The company piloted the program with 25 campuses in January. Students could rent books to return at the semester’s end, margin note-takers and highlighters welcome.
Roth said Barnes & Nobel is still evaluating the program, which appears to have had success in the early stages.
“We’re looking to add more campuses in the fall to see if rentals make sense,” she said.
It makes a lot of sense, Straus says.
“To rent your textbooks was very good. I think that should be used again,” she said. “It doesn’t pay to buy them.”
Although research shows students prefer the print medium, Roth said a digital movement is somewhere on the horizon.
“I think that’s where it’s going, but we’re a long, long way from there,” she said.
Digital textbooks debuted in 2003 and were available for a small percentage of titles. That percentage is growing. And according to Roth, 82 percent of students own laptops nationwide.

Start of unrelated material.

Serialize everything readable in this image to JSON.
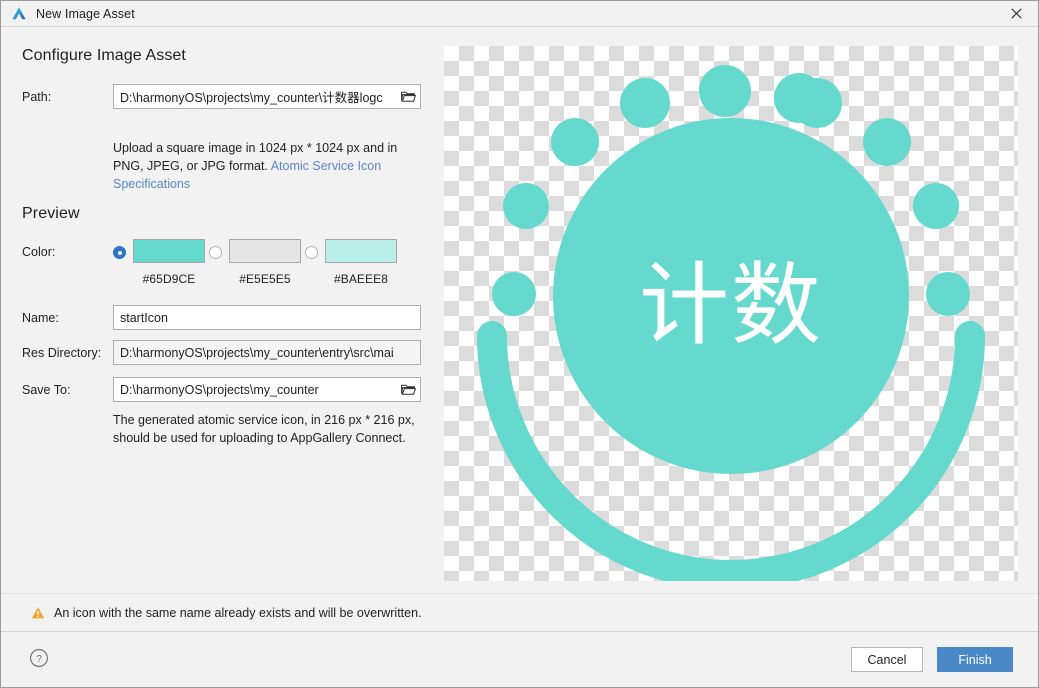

“There’s still a disconnect between what is being used by faculty and what’s available digitally,” she said. “There needs to be a change in curriculum before students see a huge value [in digital textbooks].”
The professor’s approach
Even faculty aren’t immune from the sticker shock of today’s prices.
“I’m aghast at the prices of some of the books,” said Mark McCartney, pointing out an intermediate accounting book on his office shelf that he estimates at $250.
Despite this grim reality, the accounting professor isn’t willing to sacrifice quality.
“I’m not going to buy a lousy book just because it’s cheap,” he said. “I want you guys to be well prepared when you graduate.”
McCartney said his field releases new editions of books about every three to four years as accounting functions change. When an old edition’s content and practice problems are out of style, students have few options aside from upgrading.
The potentially draining effect new editions can have on students’ wallets varies in each discipline, however.
Christopher Surfield, assistant professor in economics, said new editions in his field generally come with changes in the way scholars interpret and analyze topics, such as the financial crisis and the health care discussion. Core principles tend to remain constant.
When students ask if they can get by with an older edition, “officially I say no,” Surfield said. “Unofficially I say, ‘You’re in my class. You’re an economist. You need to figure out what are the relevant costs, what are the relevant benefits. There are tradeoffs to be made.”
One of Surfield’s costeffective approaches to satisfying curriculum changes is assigning the Wall Street Journal as the required course text.
He recognizes those situations when a textbook won’t best serve the needs of his students.
“Stats,” he said “is one of those topics best served when people practice it, not when people read it.”
The student choice
A growing number of choices means no two bookbuying experiences are exactly the same.
Many students start with the Web, where the best bargains are often found.
Sites such as TextbookLink. com are in the business of offering books at reduced prices and offering free shipping on buy-backs.
Half.com is a popular site for textbook buyers and sellers from around the world. Users find a wide range of prices for most books and the security and policies of parent company eBay.
Renters often turn to Chegg.com, the site that claims it’s No. 1 in textbook rentals. Chegg offers full refunds for orders returned within 30 days and guarantees great delivery rates and quality.
The potential setbacks of some Web transactions are books that don’t arrive on time, books that don’t arrive in good condition and books that don’t arrive at all.
Other disappointing moments include opening a package to discover the wrong book or the absence of supplementary bells and whistles such as CDs.
Like Hitchens, communication junior Mario Volante opts to avoid the guesswork and shops in the campus bookstore.
“I bought them online before and didn’t get one in,” he said.
Knowing he’ll get exactly what he needs when he needs it is worth paying extra, he said.
The methods for transferring knowledge from book to brain prove to be numerous, and as communication senior Libby Isanhart knows, it’s hard to get past dropping major dollars at any venue.
“Book prices are notoriously high ... really high,” she said. “But you’ve got to get them somewhere.”